Maybe it's because they are considered obsolete? I didn't upgrade my original Droid until very recently (when it finally died) and I lamented the loss the of the slide-out keyboard. I was extremely happy with both a) how far predictive text input technologies had come, and b) swype. I can type much faster with one thumb and swype than I ever could with two thumbs (and I'd had years of practice with various Palm Treos beforehand). The magic technologies aren't without their problems, and now I'm much more likely to "type" a completely different word than what I intended rather than just missing a character here or there. For the reader of my messaging, it is a step backwards. For me, it is a step forwards.

Re: Obsoletism (Score: 1)

by on 2015-02-24 04:15 (#3PHQ)

Oddly enough, predictive text and Swype still work just fine on QWERTY slider phones, too.

The summary gives several good examples of where Swype simply does not work, including a photo link.

Meh (Score: 0)

by Anonymous Coward on 2015-02-24 14:00 (#3QEC)

I never liked them. Keys too small. True about the not taking up half the screen. I would rather have a slide out d-pad style game pad and a decent snes emulator. Games over 2 decades old for less than $15 to play on my phone would also be good (jab at nintendo for selling very old games for excessive prices there)
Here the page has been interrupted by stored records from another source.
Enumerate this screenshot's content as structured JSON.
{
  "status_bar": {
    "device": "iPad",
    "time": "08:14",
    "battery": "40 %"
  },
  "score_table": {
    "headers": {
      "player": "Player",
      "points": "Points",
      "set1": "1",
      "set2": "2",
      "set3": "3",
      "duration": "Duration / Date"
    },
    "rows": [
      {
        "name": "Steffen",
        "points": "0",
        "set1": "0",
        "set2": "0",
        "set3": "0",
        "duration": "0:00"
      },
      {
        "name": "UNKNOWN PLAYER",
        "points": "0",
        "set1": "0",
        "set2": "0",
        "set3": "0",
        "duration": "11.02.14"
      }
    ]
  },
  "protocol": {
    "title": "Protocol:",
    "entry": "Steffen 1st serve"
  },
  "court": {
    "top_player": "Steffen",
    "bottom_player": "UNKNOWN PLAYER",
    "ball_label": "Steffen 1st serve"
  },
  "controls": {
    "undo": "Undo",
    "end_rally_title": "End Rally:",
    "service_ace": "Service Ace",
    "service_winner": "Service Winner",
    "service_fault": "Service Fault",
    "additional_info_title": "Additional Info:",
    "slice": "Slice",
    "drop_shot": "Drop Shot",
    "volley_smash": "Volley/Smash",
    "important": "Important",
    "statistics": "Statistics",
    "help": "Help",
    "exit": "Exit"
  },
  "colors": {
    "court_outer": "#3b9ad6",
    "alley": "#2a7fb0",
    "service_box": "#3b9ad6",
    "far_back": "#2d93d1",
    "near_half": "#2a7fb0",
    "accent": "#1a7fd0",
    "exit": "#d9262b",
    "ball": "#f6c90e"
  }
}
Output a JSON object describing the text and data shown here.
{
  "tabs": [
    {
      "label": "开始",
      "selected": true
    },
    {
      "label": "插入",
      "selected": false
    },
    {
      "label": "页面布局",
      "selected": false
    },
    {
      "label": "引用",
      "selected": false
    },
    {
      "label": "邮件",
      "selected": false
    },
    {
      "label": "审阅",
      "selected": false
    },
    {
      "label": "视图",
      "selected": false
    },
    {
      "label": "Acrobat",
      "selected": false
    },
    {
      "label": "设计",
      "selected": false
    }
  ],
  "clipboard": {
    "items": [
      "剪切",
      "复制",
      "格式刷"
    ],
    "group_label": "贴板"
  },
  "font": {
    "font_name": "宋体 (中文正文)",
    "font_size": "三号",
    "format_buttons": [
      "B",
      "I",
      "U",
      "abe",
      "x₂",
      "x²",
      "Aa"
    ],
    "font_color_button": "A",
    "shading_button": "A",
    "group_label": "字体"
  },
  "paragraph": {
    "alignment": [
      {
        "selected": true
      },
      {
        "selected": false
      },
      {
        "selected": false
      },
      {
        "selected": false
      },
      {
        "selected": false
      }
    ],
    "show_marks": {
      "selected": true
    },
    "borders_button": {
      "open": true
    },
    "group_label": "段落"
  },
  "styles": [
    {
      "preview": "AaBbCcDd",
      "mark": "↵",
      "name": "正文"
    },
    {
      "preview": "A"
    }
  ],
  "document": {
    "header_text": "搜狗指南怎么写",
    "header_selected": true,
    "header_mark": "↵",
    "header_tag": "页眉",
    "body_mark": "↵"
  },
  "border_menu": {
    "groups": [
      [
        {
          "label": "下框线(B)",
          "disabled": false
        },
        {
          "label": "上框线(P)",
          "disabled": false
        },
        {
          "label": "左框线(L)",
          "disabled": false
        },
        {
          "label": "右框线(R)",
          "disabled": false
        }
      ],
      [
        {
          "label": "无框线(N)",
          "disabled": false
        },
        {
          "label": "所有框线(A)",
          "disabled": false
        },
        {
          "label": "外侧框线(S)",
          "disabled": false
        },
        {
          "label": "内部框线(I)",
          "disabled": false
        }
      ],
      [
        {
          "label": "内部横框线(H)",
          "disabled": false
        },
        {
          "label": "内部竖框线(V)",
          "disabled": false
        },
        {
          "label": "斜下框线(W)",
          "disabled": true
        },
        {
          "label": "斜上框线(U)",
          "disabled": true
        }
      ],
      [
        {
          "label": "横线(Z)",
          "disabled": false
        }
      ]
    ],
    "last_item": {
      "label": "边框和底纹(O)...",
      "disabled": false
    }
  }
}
I don't like moving parts (Score: 2, Insightful)

by Anonymous Coward on 2015-02-24 20:50 (#3RE8)

just another vector for a possibility of failing.

Re: I don't like moving parts (Score: 0)

by Anonymous Coward on 2015-03-02 07:22 (#43F1)

That is how I feel about touchscreens.

give me a clamshell device please (Score: 1)

by on 2015-02-25 16:46 (#3T79)

I used to be a big fan of the physical keyboard, certainly when I'm in hunt-and-peck mode on my Android (Note 3). But I felt less rabid about the subject when I installed Swype. Swype and its competitors do a great job of helping you get words entered in an efficient and generally painless manner. I don't miss the hardware keyboard so much anymore.

That said, when I have to do some really serious typing, I saddle up a Bluetooth keyboard before getting started. Touchscreen keyboards are only good up to a limit, I think.

I'd be happy for a double screen though, so the on-screen keyboard didn't obscure so much of what I was looking at while typing (not so much a problem on the Note 3 but a bit worse on smaller devices). I'd also love that double screen to fold like those awesome old clamshell phones where all the delicate bits were protected on the inside in your pocket. Tired of having to worry about screen scratches, or worse, taking a lovely, sleek device and armoring it with the non-sleek options out there that are really required to prevent your device from taking a beating.

Re: give me a clamshell device please (Score: 0)

by Anonymous Coward on 2015-02-26 23:08 (#3X6S)

"But I felt less rabid about the subject when I installed Swype. Swype and its competitors do a great job of helping you get words entered in an efficient and generally painless manner."

About ten years ago, we called these programs keyloggers.